A hard, outer layer of tissue called the enamel protects the teeth. Although the enamel is one of the hardest tissues in the body, it can be damaged through tooth erosion, a process in which acids wear away the enamel. At Smiles for Life Dental Care, we offer a full range of restorative dentistry treatments to reverse the damage of tooth erosion and ensure the health and beauty of our patients' smiles.
Our dentists Joe McIntyre, Dan Whiting, and Kelsey Rockey work with each patient to determine the best course of action for treating dental damage and tooth erosion at their practice in Harrisonburg, VA.
Causes of Tooth Erosion
There are many possible causes of tooth erosion, such as consuming foods and drinks with high levels of acids or sugars, like soft drinks and citrus juices. It may also be caused by such factors as dry mouth, certain medications, and acid reflux disease. In some cases, tooth erosion may be caused by mechanical forces, such as teeth grinding and daily wear and tear.

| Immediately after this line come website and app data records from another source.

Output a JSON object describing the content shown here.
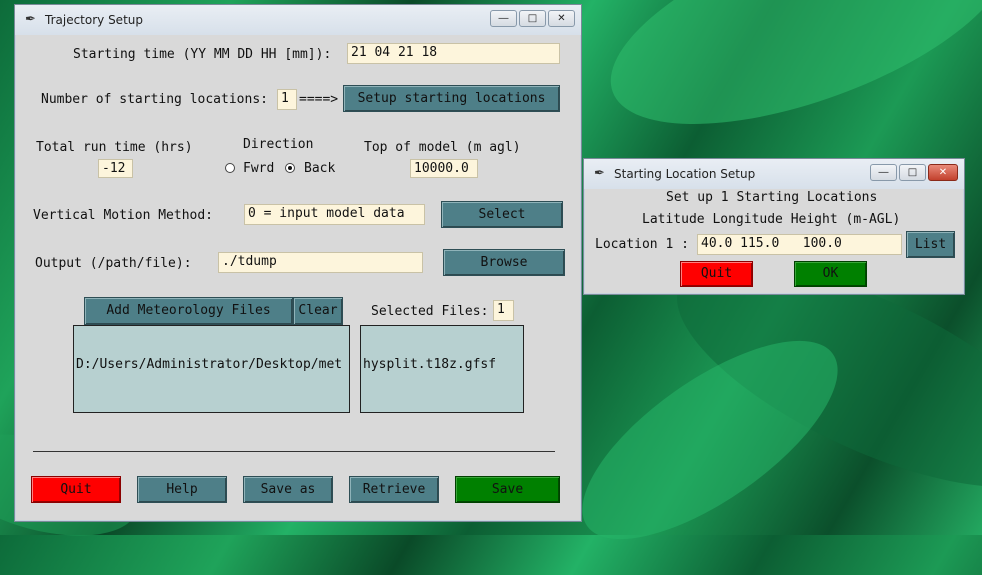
{
  "main_window": {
    "title": "Trajectory Setup",
    "starting_time_label": "Starting time (YY MM DD HH [mm]):",
    "starting_time_value": "21 04 21 18",
    "num_locations_label": "Number of starting locations:",
    "num_locations_value": "1",
    "arrow": "====>",
    "setup_locations_button": "Setup starting locations",
    "run_time_label": "Total run time (hrs)",
    "run_time_value": "-12",
    "direction_label": "Direction",
    "fwrd_label": "Fwrd",
    "back_label": "Back",
    "direction_selected": "Back",
    "top_model_label": "Top of model (m agl)",
    "top_model_value": "10000.0",
    "vertical_label": "Vertical Motion Method:",
    "vertical_value": "0 = input model data",
    "select_button": "Select",
    "output_label": "Output (/path/file):",
    "output_value": "./tdump",
    "browse_button": "Browse",
    "add_met_button": "Add Meteorology Files",
    "clear_button": "Clear",
    "selected_files_label": "Selected Files:",
    "selected_files_value": "1",
    "met_dir_list": [
      "D:/Users/Administrator/Desktop/met"
    ],
    "met_file_list": [
      "hysplit.t18z.gfsf"
    ],
    "quit_button": "Quit",
    "help_button": "Help",
    "saveas_button": "Save as",
    "retrieve_button": "Retrieve",
    "save_button": "Save"
  },
  "location_window": {
    "title": "Starting Location Setup",
    "header1": "Set up 1 Starting Locations",
    "header2": "Latitude Longitude Height (m-AGL)",
    "location_label": "Location 1 :",
    "location_value": "40.0 115.0   100.0",
    "list_button": "List",
    "quit_button": "Quit",
    "ok_button": "OK"
  },
  "colors": {
    "window_bg": "#d9d9d9",
    "entry_bg": "#fdf5dc",
    "button_teal": "#4e7f88",
    "button_red": "#ff0000",
    "button_green": "#008000",
    "listbox_bg": "#b7d0d0"
  }
}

Whatever the cause, tooth erosion can leave the teeth severely damaged if steps are not taken to stop the progression of erosion. Now, let's take a closer look at some of common types of dental damage caused by tooth erosion.
Increased Dental Sensitivity

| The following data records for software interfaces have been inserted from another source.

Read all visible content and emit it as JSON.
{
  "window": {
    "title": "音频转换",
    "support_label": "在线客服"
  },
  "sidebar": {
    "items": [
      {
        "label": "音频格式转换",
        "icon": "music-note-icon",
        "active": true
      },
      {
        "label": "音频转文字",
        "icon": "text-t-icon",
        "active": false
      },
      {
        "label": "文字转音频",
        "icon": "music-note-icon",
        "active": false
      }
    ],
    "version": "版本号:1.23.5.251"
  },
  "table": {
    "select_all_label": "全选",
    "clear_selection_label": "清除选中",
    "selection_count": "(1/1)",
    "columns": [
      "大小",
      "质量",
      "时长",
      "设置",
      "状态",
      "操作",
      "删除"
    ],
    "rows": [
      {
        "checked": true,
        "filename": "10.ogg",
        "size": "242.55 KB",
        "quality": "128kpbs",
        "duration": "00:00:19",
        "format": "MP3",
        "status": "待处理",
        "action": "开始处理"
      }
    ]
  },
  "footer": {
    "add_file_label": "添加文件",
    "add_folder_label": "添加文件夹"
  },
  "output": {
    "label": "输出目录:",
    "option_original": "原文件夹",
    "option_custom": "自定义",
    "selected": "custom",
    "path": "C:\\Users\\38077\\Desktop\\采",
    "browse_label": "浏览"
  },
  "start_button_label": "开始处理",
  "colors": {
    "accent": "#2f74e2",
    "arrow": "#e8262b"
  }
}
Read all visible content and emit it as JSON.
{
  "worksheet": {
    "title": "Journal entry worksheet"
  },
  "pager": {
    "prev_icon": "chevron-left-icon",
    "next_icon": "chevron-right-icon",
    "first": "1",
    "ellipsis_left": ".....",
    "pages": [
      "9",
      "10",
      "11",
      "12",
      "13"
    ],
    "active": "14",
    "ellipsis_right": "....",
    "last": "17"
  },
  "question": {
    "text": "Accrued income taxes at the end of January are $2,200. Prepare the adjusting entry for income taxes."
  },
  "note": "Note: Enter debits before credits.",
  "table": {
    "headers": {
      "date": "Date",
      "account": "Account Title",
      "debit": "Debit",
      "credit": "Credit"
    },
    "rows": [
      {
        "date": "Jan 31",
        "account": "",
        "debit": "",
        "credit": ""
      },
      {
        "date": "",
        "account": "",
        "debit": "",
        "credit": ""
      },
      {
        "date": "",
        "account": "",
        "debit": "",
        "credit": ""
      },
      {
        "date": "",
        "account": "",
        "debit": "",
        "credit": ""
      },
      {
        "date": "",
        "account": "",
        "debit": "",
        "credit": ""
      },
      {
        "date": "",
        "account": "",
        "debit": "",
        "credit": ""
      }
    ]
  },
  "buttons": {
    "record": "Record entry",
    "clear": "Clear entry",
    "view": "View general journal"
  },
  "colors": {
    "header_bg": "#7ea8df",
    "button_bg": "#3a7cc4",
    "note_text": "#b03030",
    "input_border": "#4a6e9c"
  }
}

The enamel helps protect the nerves, which are responsible for regulating sensitivity. The nerves are housed inside of the teeth, preventing pain when exposed to temperature fluctuations and certain foods, specifically sweet or acidic foods. As the enamel erodes, temperature changes and sweet or acidic foods may begin to reach the nerves, causing increased dental sensitivity. Tooth sensitivity may become extremely painful the more enamel erosion progresses.
The enamel is a translucent material that covers the dentin of the teeth. The dentin is what gives the teeth their color and may range in shades from white, off white, gray, or yellow. Although the enamel can become stained, if it erodes, the full color of the dentin may be exposed, making the teeth appear discolored.

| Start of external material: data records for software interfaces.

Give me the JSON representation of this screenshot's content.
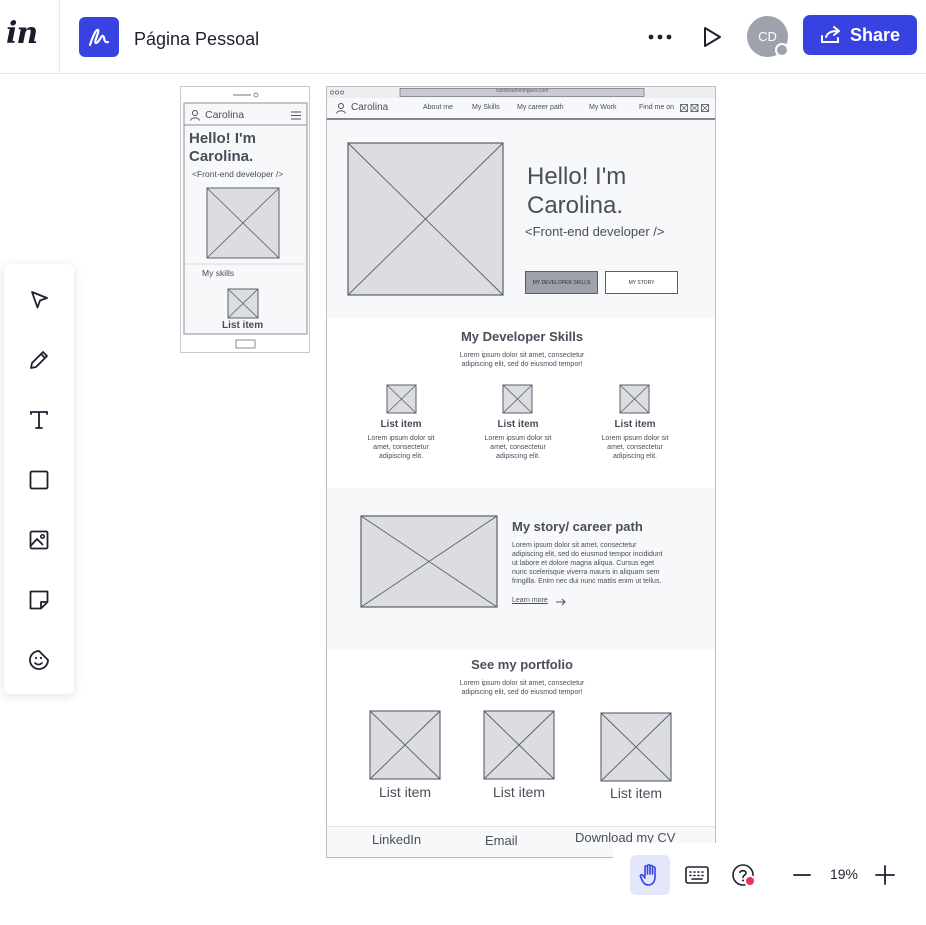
{
  "header": {
    "logo_text": "in",
    "document_title": "Página Pessoal",
    "avatar_initials": "CD",
    "share_label": "Share"
  },
  "toolbar": {
    "tools": [
      {
        "name": "select-tool",
        "icon": "cursor-arrow-icon"
      },
      {
        "name": "pen-tool",
        "icon": "pencil-icon"
      },
      {
        "name": "text-tool",
        "icon": "text-t-icon"
      },
      {
        "name": "shape-tool",
        "icon": "square-icon"
      },
      {
        "name": "image-tool",
        "icon": "image-icon"
      },
      {
        "name": "sticky-note-tool",
        "icon": "sticky-note-icon"
      },
      {
        "name": "sticker-tool",
        "icon": "smiley-sticker-icon"
      }
    ]
  },
  "mobile_frame": {
    "brand": "Carolina",
    "hero_title_line1": "Hello! I'm",
    "hero_title_line2": "Carolina.",
    "hero_subtitle": "<Front-end developer />",
    "skills_label": "My skills",
    "list_item": "List item"
  },
  "desktop_frame": {
    "url": "carolinadomingues.com",
    "brand": "Carolina",
    "nav": [
      "About me",
      "My Skills",
      "My career path",
      "My Work",
      "Find me on"
    ],
    "hero_title_line1": "Hello! I'm",
    "hero_title_line2": "Carolina.",
    "hero_subtitle": "<Front-end developer />",
    "btn_primary": "MY DEVELOPER SKILLS",
    "btn_secondary": "MY STORY",
    "skills_title": "My Developer Skills",
    "skills_desc_line1": "Lorem ipsum dolor sit amet, consectetur",
    "skills_desc_line2": "adipiscing elit, sed do eiusmod tempor!",
    "skill_items": [
      {
        "title": "List item",
        "l1": "Lorem ipsum dolor sit",
        "l2": "amet, consectetur",
        "l3": "adipiscing elit."
      },
      {
        "title": "List item",
        "l1": "Lorem ipsum dolor sit",
        "l2": "amet, consectetur",
        "l3": "adipiscing elit."
      },
      {
        "title": "List item",
        "l1": "Lorem ipsum dolor sit",
        "l2": "amet, consectetur",
        "l3": "adipiscing elit."
      }
    ],
    "story_title": "My story/ career path",
    "story_lines": [
      "Lorem ipsum dolor sit amet, consectetur",
      "adipiscing elit, sed do eiusmod tempor incididunt",
      "ut labore et dolore magna aliqua. Cursus eget",
      "nunc scelerisque viverra mauris in aliquam sem",
      "fringilla. Enim nec dui nunc mattis enim ut tellus."
    ],
    "learn_more": "Learn more",
    "portfolio_title": "See my portfolio",
    "portfolio_desc_line1": "Lorem ipsum dolor sit amet, consectetur",
    "portfolio_desc_line2": "adipiscing elit, sed do eiusmod tempor!",
    "portfolio_items": [
      "List item",
      "List item",
      "List item"
    ],
    "footer_links": [
      "LinkedIn",
      "Email",
      "Download my CV"
    ]
  },
  "bottom_controls": {
    "zoom_level": "19%"
  },
  "colors": {
    "accent": "#3742e0",
    "avatar_bg": "#9ea2ad",
    "notification_dot": "#e8355a",
    "wireframe_fill": "#dcdde1",
    "wireframe_stroke": "#5a5e6b"
  }
}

Cupping refers to indentations on the surface of the teeth and is one of the signs of tooth erosion. Cupping can occur within the enamel as a result of acid erosion or mechanical erosion, and as a result of chronic teeth grinding.
One of the most common forms of dental damage associated with enamel erosion is tooth decay. As the hard layer of enamel erodes, it exposes the delicate inner structures of the tooth to plaque and bacteria, which increases the risk of decay.
Root Canal Infections
Once enamel erosion gives way to tooth decay, damaged teeth become vulnerable to root canal infections. Root canal infections occur once bacteria are allowed to enter the inner root canal chamber of the tooth. This chamber houses the nerves, pulp tissue, and blood vessels (which nourish the teeth). These tissues may become infected if the root canal chamber is breached, leading to painful toothaches and increasing the risk of tooth loss.
Discover Your Treatment Options
For more information about tooth erosion, or to find out which treatments are right for you, please contact our practice to schedule a consultation.